(Problem details):
Exactly as given, restate each record that follows.

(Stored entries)
_ _ _
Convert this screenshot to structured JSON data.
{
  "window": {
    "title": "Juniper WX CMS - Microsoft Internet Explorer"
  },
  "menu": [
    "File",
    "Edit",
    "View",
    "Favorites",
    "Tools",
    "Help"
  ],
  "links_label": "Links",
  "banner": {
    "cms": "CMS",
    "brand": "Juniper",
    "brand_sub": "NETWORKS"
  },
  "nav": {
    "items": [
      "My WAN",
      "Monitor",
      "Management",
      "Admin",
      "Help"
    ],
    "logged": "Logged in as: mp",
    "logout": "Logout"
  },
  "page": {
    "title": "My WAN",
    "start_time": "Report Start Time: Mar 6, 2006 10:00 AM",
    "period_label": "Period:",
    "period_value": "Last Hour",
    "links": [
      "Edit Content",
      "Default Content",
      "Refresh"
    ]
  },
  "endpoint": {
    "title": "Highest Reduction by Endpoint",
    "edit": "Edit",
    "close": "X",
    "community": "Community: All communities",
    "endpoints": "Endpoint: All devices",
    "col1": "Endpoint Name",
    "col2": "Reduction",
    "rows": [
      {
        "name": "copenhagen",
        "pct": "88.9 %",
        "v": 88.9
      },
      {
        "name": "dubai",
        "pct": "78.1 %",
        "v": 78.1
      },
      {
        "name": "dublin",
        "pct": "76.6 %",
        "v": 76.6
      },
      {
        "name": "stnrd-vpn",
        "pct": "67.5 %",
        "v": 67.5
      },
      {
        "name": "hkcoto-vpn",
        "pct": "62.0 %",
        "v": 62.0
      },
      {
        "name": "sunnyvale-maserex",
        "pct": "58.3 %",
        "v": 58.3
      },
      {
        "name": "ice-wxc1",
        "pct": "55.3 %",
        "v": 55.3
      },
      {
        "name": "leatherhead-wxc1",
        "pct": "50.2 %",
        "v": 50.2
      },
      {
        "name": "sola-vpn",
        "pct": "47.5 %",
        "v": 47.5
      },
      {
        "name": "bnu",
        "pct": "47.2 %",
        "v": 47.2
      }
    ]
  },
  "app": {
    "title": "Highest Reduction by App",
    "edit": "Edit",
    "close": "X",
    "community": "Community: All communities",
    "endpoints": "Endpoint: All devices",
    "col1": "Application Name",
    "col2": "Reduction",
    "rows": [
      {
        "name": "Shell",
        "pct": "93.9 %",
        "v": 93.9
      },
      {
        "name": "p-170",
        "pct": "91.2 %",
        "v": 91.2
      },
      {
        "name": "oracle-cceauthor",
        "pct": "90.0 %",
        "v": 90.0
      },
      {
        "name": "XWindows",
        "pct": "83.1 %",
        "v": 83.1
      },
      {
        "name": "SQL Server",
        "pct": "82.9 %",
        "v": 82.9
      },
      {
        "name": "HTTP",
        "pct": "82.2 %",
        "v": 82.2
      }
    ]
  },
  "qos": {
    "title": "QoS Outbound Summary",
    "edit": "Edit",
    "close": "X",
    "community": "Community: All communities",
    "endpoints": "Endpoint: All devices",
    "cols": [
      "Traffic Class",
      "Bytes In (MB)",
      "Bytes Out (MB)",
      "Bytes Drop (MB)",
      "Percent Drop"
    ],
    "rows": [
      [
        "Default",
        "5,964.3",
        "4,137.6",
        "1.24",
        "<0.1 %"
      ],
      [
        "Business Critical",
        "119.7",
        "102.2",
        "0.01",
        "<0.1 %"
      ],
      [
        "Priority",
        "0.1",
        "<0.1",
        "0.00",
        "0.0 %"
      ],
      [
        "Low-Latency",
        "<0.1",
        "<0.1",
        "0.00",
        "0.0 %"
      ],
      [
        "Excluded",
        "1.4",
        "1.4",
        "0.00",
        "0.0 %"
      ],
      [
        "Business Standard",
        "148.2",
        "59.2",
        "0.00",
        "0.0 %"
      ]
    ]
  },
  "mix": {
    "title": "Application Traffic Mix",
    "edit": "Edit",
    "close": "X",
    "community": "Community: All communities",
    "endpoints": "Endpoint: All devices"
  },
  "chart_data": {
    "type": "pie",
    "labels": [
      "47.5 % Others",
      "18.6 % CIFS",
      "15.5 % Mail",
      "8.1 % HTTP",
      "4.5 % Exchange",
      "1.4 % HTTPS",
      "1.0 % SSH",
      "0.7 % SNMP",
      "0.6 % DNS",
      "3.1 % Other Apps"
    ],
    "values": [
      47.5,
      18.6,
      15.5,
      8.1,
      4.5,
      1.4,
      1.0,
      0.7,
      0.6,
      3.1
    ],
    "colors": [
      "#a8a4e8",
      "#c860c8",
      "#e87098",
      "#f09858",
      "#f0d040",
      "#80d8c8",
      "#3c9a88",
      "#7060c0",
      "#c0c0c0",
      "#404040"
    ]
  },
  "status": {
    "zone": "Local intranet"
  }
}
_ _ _
(Task output):
Convert this screenshot to structured JSON data.
{
  "window": {
    "title": "Juniper WX CMS - Microsoft Internet Explorer"
  },
  "menu": [
    "File",
    "Edit",
    "View",
    "Favorites",
    "Tools",
    "Help"
  ],
  "links_label": "Links",
  "banner": {
    "cms": "CMS",
    "brand": "Juniper",
    "brand_sub": "NETWORKS"
  },
  "nav": {
    "items": [
      "My WAN",
      "Monitor",
      "Management",
      "Admin",
      "Help"
    ],
    "logged": "Logged in as: mp",
    "logout": "Logout"
  },
  "page": {
    "title": "My WAN",
    "start_time": "Report Start Time: Mar 6, 2006 10:00 AM",
    "period_label": "Period:",
    "period_value": "Last Hour",
    "links": [
      "Edit Content",
      "Default Content",
      "Refresh"
    ]
  },
  "endpoint": {
    "title": "Highest Reduction by Endpoint",
    "edit": "Edit",
    "close": "X",
    "community": "Community: All communities",
    "endpoints": "Endpoint: All devices",
    "col1": "Endpoint Name",
    "col2": "Reduction",
    "rows": [
      {
        "name": "copenhagen",
        "pct": "88.9 %",
        "v": 88.9
      },
      {
        "name": "dubai",
        "pct": "78.1 %",
        "v": 78.1
      },
      {
        "name": "dublin",
        "pct": "76.6 %",
        "v": 76.6
      },
      {
        "name": "stnrd-vpn",
        "pct": "67.5 %",
        "v": 67.5
      },
      {
        "name": "hkcoto-vpn",
        "pct": "62.0 %",
        "v": 62.0
      },
      {
        "name": "sunnyvale-maserex",
        "pct": "58.3 %",
        "v": 58.3
      },
      {
        "name": "ice-wxc1",
        "pct": "55.3 %",
        "v": 55.3
      },
      {
        "name": "leatherhead-wxc1",
        "pct": "50.2 %",
        "v": 50.2
      },
      {
        "name": "sola-vpn",
        "pct": "47.5 %",
        "v": 47.5
      },
      {
        "name": "bnu",
        "pct": "47.2 %",
        "v": 47.2
      }
    ]
  },
  "app": {
    "title": "Highest Reduction by App",
    "edit": "Edit",
    "close": "X",
    "community": "Community: All communities",
    "endpoints": "Endpoint: All devices",
    "col1": "Application Name",
    "col2": "Reduction",
    "rows": [
      {
        "name": "Shell",
        "pct": "93.9 %",
        "v": 93.9
      },
      {
        "name": "p-170",
        "pct": "91.2 %",
        "v": 91.2
      },
      {
        "name": "oracle-cceauthor",
        "pct": "90.0 %",
        "v": 90.0
      },
      {
        "name": "XWindows",
        "pct": "83.1 %",
        "v": 83.1
      },
      {
        "name": "SQL Server",
        "pct": "82.9 %",
        "v": 82.9
      },
      {
        "name": "HTTP",
        "pct": "82.2 %",
        "v": 82.2
      }
    ]
  },
  "qos": {
    "title": "QoS Outbound Summary",
    "edit": "Edit",
    "close": "X",
    "community": "Community: All communities",
    "endpoints": "Endpoint: All devices",
    "cols": [
      "Traffic Class",
      "Bytes In (MB)",
      "Bytes Out (MB)",
      "Bytes Drop (MB)",
      "Percent Drop"
    ],
    "rows": [
      [
        "Default",
        "5,964.3",
        "4,137.6",
        "1.24",
        "<0.1 %"
      ],
      [
        "Business Critical",
        "119.7",
        "102.2",
        "0.01",
        "<0.1 %"
      ],
      [
        "Priority",
        "0.1",
        "<0.1",
        "0.00",
        "0.0 %"
      ],
      [
        "Low-Latency",
        "<0.1",
        "<0.1",
        "0.00",
        "0.0 %"
      ],
      [
        "Excluded",
        "1.4",
        "1.4",
        "0.00",
        "0.0 %"
      ],
      [
        "Business Standard",
        "148.2",
        "59.2",
        "0.00",
        "0.0 %"
      ]
    ]
  },
  "mix": {
    "title": "Application Traffic Mix",
    "edit": "Edit",
    "close": "X",
    "community": "Community: All communities",
    "endpoints": "Endpoint: All devices"
  },
  "chart_data": {
    "type": "pie",
    "labels": [
      "47.5 % Others",
      "18.6 % CIFS",
      "15.5 % Mail",
      "8.1 % HTTP",
      "4.5 % Exchange",
      "1.4 % HTTPS",
      "1.0 % SSH",
      "0.7 % SNMP",
      "0.6 % DNS",
      "3.1 % Other Apps"
    ],
    "values": [
      47.5,
      18.6,
      15.5,
      8.1,
      4.5,
      1.4,
      1.0,
      0.7,
      0.6,
      3.1
    ],
    "colors": [
      "#a8a4e8",
      "#c860c8",
      "#e87098",
      "#f09858",
      "#f0d040",
      "#80d8c8",
      "#3c9a88",
      "#7060c0",
      "#c0c0c0",
      "#404040"
    ]
  },
  "status": {
    "zone": "Local intranet"
  }
}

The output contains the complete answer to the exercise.